(Beginning of Records for this exercise)

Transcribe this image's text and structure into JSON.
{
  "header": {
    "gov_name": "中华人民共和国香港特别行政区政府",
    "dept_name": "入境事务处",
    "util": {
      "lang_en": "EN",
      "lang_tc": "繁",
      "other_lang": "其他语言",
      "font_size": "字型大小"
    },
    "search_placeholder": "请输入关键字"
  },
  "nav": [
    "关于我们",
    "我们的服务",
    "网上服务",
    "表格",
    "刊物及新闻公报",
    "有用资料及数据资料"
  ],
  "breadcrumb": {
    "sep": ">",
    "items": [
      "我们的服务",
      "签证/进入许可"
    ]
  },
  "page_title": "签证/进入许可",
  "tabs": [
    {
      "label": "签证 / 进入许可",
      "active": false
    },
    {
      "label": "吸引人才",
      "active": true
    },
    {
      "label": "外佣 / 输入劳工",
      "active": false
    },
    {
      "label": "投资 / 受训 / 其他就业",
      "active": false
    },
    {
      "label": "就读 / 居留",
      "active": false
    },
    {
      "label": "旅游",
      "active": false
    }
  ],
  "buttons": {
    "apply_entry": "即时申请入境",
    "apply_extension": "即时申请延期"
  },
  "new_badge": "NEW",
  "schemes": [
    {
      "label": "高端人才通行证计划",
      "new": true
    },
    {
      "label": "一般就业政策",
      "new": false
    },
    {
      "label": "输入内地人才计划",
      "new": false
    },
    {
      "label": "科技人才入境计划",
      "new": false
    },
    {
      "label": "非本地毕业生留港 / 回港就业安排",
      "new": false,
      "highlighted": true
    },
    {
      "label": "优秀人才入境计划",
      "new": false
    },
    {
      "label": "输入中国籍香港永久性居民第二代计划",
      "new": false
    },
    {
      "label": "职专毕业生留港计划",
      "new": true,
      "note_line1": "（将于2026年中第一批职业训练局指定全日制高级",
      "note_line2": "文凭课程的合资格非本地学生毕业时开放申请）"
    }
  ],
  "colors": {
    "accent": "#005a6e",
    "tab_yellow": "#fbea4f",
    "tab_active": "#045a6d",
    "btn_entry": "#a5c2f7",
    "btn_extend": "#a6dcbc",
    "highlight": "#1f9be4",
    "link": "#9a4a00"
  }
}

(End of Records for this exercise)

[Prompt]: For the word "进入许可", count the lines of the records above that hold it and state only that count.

[Reply]: 3